[App and web page records]
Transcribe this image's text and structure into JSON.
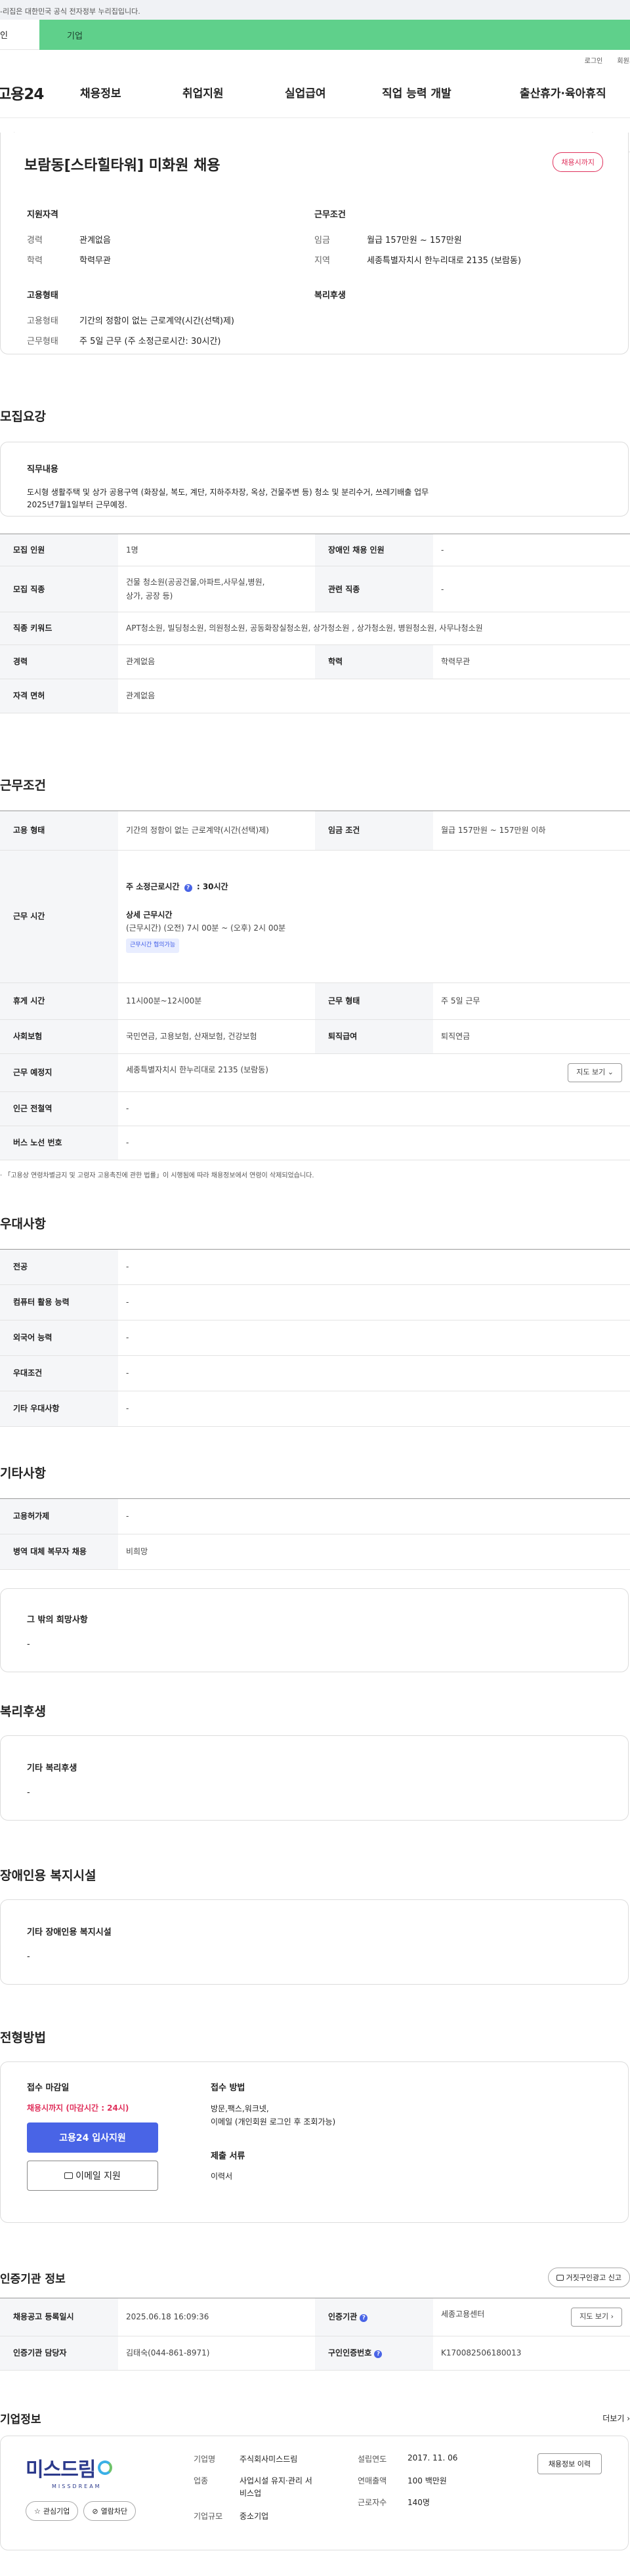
{
  "banner": {
    "text": "-리집은 대한민국 공식 전자정부 누리집입니다."
  },
  "top_tabs": {
    "individual": "인",
    "corp": "기업"
  },
  "util": {
    "login": "로그인",
    "join": "회원가"
  },
  "gnb": {
    "logo": "고용24",
    "items": [
      "채용정보",
      "취업지원",
      "실업급여",
      "직업 능력 개발",
      "출산휴가·육아휴직"
    ]
  },
  "subnav": [
    "모집요강",
    "근무조건",
    "우대사항",
    "복리후생",
    "전형방법",
    "기업정보"
  ],
  "summary": {
    "title": "보람동[스타힐타워] 미화원 채용",
    "badge": "채용시까지",
    "qual_head": "지원자격",
    "qual": [
      {
        "k": "경력",
        "v": "관계없음"
      },
      {
        "k": "학력",
        "v": "학력무관"
      }
    ],
    "work_head": "근무조건",
    "work": [
      {
        "k": "임금",
        "v": "월급 157만원 ~ 157만원"
      },
      {
        "k": "지역",
        "v": "세종특별자치시 한누리대로 2135 (보람동)"
      }
    ],
    "emp_head": "고용형태",
    "emp": [
      {
        "k": "고용형태",
        "v": "기간의 정함이 없는 근로계약(시간(선택)제)"
      },
      {
        "k": "근무형태",
        "v": "주 5일 근무 (주 소정근로시간: 30시간)"
      }
    ],
    "welfare_head": "복리후생"
  },
  "recruit": {
    "title": "모집요강",
    "duty_head": "직무내용",
    "duty_text": "도시형 생활주택 및 상가 공용구역 (화장실, 복도, 계단, 지하주차장, 옥상, 건물주변 등) 청소 및 분리수거, 쓰레기배출 업무",
    "duty_text2": "2025년7월1일부터 근무예정.",
    "rows": {
      "count_h": "모집 인원",
      "count_v": "1명",
      "disabled_h": "장애인 채용 인원",
      "disabled_v": "-",
      "job_h": "모집 직종",
      "job_v": "건물 청소원(공공건물,아파트,사무실,병원,",
      "job_v2": "상가, 공장 등)",
      "rel_h": "관련 직종",
      "rel_v": "-",
      "kw_h": "직종 키워드",
      "kw_v": "APT청소원, 빌딩청소원, 의원청소원, 공동화장실청소원, 상가청소원 , 상가청소원, 병원청소원, 사무나청소원",
      "career_h": "경력",
      "career_v": "관계없음",
      "edu_h": "학력",
      "edu_v": "학력무관",
      "lic_h": "자격 면허",
      "lic_v": "관계없음"
    }
  },
  "conditions": {
    "title": "근무조건",
    "emp_h": "고용 형태",
    "emp_v": "기간의 정함이 없는 근로계약(시간(선택)제)",
    "wage_h": "임금 조건",
    "wage_v": "월급 157만원 ~ 157만원 이하",
    "time_h": "근무 시간",
    "time_main": "주 소정근로시간",
    "time_main_v": "30시간",
    "time_detail_h": "상세 근무시간",
    "time_detail": "(근무시간) (오전) 7시 00분 ~ (오후) 2시 00분",
    "time_tag": "근무시간 협의가능",
    "rest_h": "휴게 시간",
    "rest_v": "11시00분~12시00분",
    "form_h": "근무 형태",
    "form_v": "주 5일 근무",
    "ins_h": "사회보험",
    "ins_v": "국민연금, 고용보험, 산재보험, 건강보험",
    "sev_h": "퇴직급여",
    "sev_v": "퇴직연금",
    "place_h": "근무 예정지",
    "place_v": "세종특별자치시 한누리대로 2135 (보람동)",
    "map_btn": "지도 보기",
    "subway_h": "인근 전철역",
    "subway_v": "-",
    "bus_h": "버스 노선 번호",
    "bus_v": "-",
    "note": "「고용상 연령차별금지 및 고령자 고용촉진에 관한 법률」이 시행됨에 따라 채용정보에서 연령이 삭제되었습니다."
  },
  "pref": {
    "title": "우대사항",
    "rows": [
      {
        "h": "전공",
        "v": "-"
      },
      {
        "h": "컴퓨터 활용 능력",
        "v": "-"
      },
      {
        "h": "외국어 능력",
        "v": "-"
      },
      {
        "h": "우대조건",
        "v": "-"
      },
      {
        "h": "기타 우대사항",
        "v": "-"
      }
    ]
  },
  "etc": {
    "title": "기타사항",
    "rows": [
      {
        "h": "고용허가제",
        "v": "-"
      },
      {
        "h": "병역 대체 복무자 채용",
        "v": "비희망"
      }
    ],
    "box_h": "그 밖의 희망사항",
    "box_v": "-"
  },
  "welfare": {
    "title": "복리후생",
    "box_h": "기타 복리후생",
    "box_v": "-"
  },
  "disabled": {
    "title": "장애인용 복지시설",
    "box_h": "기타 장애인용 복지시설",
    "box_v": "-"
  },
  "process": {
    "title": "전형방법",
    "deadline_h": "접수 마감일",
    "deadline_v": "채용시까지 (마감시간 : 24시)",
    "apply_btn": "고용24 입사지원",
    "email_btn": "이메일 지원",
    "method_h": "접수 방법",
    "method_v1": "방문,팩스,워크넷,",
    "method_v2": "이메일 (개인회원 로그인 후 조회가능)",
    "docs_h": "제출 서류",
    "docs_v": "이력서"
  },
  "agency": {
    "title": "인증기관 정보",
    "report_btn": "거짓구인광고 신고",
    "reg_h": "채용공고 등록일시",
    "reg_v": "2025.06.18 16:09:36",
    "org_h": "인증기관",
    "org_v": "세종고용센터",
    "map_btn": "지도 보기",
    "mgr_h": "인증기관 담당자",
    "mgr_v": "김태숙(044-861-8971)",
    "num_h": "구인인증번호",
    "num_v": "K170082506180013"
  },
  "company": {
    "title": "기업정보",
    "more": "더보기",
    "logo_text": "미스드림",
    "logo_sub": "MISSDREAM",
    "fav_btn": "관심기업",
    "block_btn": "열람차단",
    "info": [
      {
        "k": "기업명",
        "v": "주식회사미스드림"
      },
      {
        "k": "업종",
        "v": "사업시설 유지·관리 서비스업"
      },
      {
        "k": "기업규모",
        "v": "중소기업"
      }
    ],
    "info2": [
      {
        "k": "설립연도",
        "v": "2017. 11. 06"
      },
      {
        "k": "연매출액",
        "v": "100 백만원"
      },
      {
        "k": "근로자수",
        "v": "140명"
      }
    ],
    "jobs_btn": "채용정보 이력"
  }
}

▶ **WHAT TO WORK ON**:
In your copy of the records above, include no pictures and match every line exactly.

▶ **RESPONSE BELOW**:
Transcribe this image's text and structure into JSON.
{
  "banner": {
    "text": "-리집은 대한민국 공식 전자정부 누리집입니다."
  },
  "top_tabs": {
    "individual": "인",
    "corp": "기업"
  },
  "util": {
    "login": "로그인",
    "join": "회원가"
  },
  "gnb": {
    "logo": "고용24",
    "items": [
      "채용정보",
      "취업지원",
      "실업급여",
      "직업 능력 개발",
      "출산휴가·육아휴직"
    ]
  },
  "subnav": [
    "모집요강",
    "근무조건",
    "우대사항",
    "복리후생",
    "전형방법",
    "기업정보"
  ],
  "summary": {
    "title": "보람동[스타힐타워] 미화원 채용",
    "badge": "채용시까지",
    "qual_head": "지원자격",
    "qual": [
      {
        "k": "경력",
        "v": "관계없음"
      },
      {
        "k": "학력",
        "v": "학력무관"
      }
    ],
    "work_head": "근무조건",
    "work": [
      {
        "k": "임금",
        "v": "월급 157만원 ~ 157만원"
      },
      {
        "k": "지역",
        "v": "세종특별자치시 한누리대로 2135 (보람동)"
      }
    ],
    "emp_head": "고용형태",
    "emp": [
      {
        "k": "고용형태",
        "v": "기간의 정함이 없는 근로계약(시간(선택)제)"
      },
      {
        "k": "근무형태",
        "v": "주 5일 근무 (주 소정근로시간: 30시간)"
      }
    ],
    "welfare_head": "복리후생"
  },
  "recruit": {
    "title": "모집요강",
    "duty_head": "직무내용",
    "duty_text": "도시형 생활주택 및 상가 공용구역 (화장실, 복도, 계단, 지하주차장, 옥상, 건물주변 등) 청소 및 분리수거, 쓰레기배출 업무",
    "duty_text2": "2025년7월1일부터 근무예정.",
    "rows": {
      "count_h": "모집 인원",
      "count_v": "1명",
      "disabled_h": "장애인 채용 인원",
      "disabled_v": "-",
      "job_h": "모집 직종",
      "job_v": "건물 청소원(공공건물,아파트,사무실,병원,",
      "job_v2": "상가, 공장 등)",
      "rel_h": "관련 직종",
      "rel_v": "-",
      "kw_h": "직종 키워드",
      "kw_v": "APT청소원, 빌딩청소원, 의원청소원, 공동화장실청소원, 상가청소원 , 상가청소원, 병원청소원, 사무나청소원",
      "career_h": "경력",
      "career_v": "관계없음",
      "edu_h": "학력",
      "edu_v": "학력무관",
      "lic_h": "자격 면허",
      "lic_v": "관계없음"
    }
  },
  "conditions": {
    "title": "근무조건",
    "emp_h": "고용 형태",
    "emp_v": "기간의 정함이 없는 근로계약(시간(선택)제)",
    "wage_h": "임금 조건",
    "wage_v": "월급 157만원 ~ 157만원 이하",
    "time_h": "근무 시간",
    "time_main": "주 소정근로시간",
    "time_main_v": "30시간",
    "time_detail_h": "상세 근무시간",
    "time_detail": "(근무시간) (오전) 7시 00분 ~ (오후) 2시 00분",
    "time_tag": "근무시간 협의가능",
    "rest_h": "휴게 시간",
    "rest_v": "11시00분~12시00분",
    "form_h": "근무 형태",
    "form_v": "주 5일 근무",
    "ins_h": "사회보험",
    "ins_v": "국민연금, 고용보험, 산재보험, 건강보험",
    "sev_h": "퇴직급여",
    "sev_v": "퇴직연금",
    "place_h": "근무 예정지",
    "place_v": "세종특별자치시 한누리대로 2135 (보람동)",
    "map_btn": "지도 보기",
    "subway_h": "인근 전철역",
    "subway_v": "-",
    "bus_h": "버스 노선 번호",
    "bus_v": "-",
    "note": "「고용상 연령차별금지 및 고령자 고용촉진에 관한 법률」이 시행됨에 따라 채용정보에서 연령이 삭제되었습니다."
  },
  "pref": {
    "title": "우대사항",
    "rows": [
      {
        "h": "전공",
        "v": "-"
      },
      {
        "h": "컴퓨터 활용 능력",
        "v": "-"
      },
      {
        "h": "외국어 능력",
        "v": "-"
      },
      {
        "h": "우대조건",
        "v": "-"
      },
      {
        "h": "기타 우대사항",
        "v": "-"
      }
    ]
  },
  "etc": {
    "title": "기타사항",
    "rows": [
      {
        "h": "고용허가제",
        "v": "-"
      },
      {
        "h": "병역 대체 복무자 채용",
        "v": "비희망"
      }
    ],
    "box_h": "그 밖의 희망사항",
    "box_v": "-"
  },
  "welfare": {
    "title": "복리후생",
    "box_h": "기타 복리후생",
    "box_v": "-"
  },
  "disabled": {
    "title": "장애인용 복지시설",
    "box_h": "기타 장애인용 복지시설",
    "box_v": "-"
  },
  "process": {
    "title": "전형방법",
    "deadline_h": "접수 마감일",
    "deadline_v": "채용시까지 (마감시간 : 24시)",
    "apply_btn": "고용24 입사지원",
    "email_btn": "이메일 지원",
    "method_h": "접수 방법",
    "method_v1": "방문,팩스,워크넷,",
    "method_v2": "이메일 (개인회원 로그인 후 조회가능)",
    "docs_h": "제출 서류",
    "docs_v": "이력서"
  },
  "agency": {
    "title": "인증기관 정보",
    "report_btn": "거짓구인광고 신고",
    "reg_h": "채용공고 등록일시",
    "reg_v": "2025.06.18 16:09:36",
    "org_h": "인증기관",
    "org_v": "세종고용센터",
    "map_btn": "지도 보기",
    "mgr_h": "인증기관 담당자",
    "mgr_v": "김태숙(044-861-8971)",
    "num_h": "구인인증번호",
    "num_v": "K170082506180013"
  },
  "company": {
    "title": "기업정보",
    "more": "더보기",
    "logo_text": "미스드림",
    "logo_sub": "MISSDREAM",
    "fav_btn": "관심기업",
    "block_btn": "열람차단",
    "info": [
      {
        "k": "기업명",
        "v": "주식회사미스드림"
      },
      {
        "k": "업종",
        "v": "사업시설 유지·관리 서비스업"
      },
      {
        "k": "기업규모",
        "v": "중소기업"
      }
    ],
    "info2": [
      {
        "k": "설립연도",
        "v": "2017. 11. 06"
      },
      {
        "k": "연매출액",
        "v": "100 백만원"
      },
      {
        "k": "근로자수",
        "v": "140명"
      }
    ],
    "jobs_btn": "채용정보 이력"
  }
}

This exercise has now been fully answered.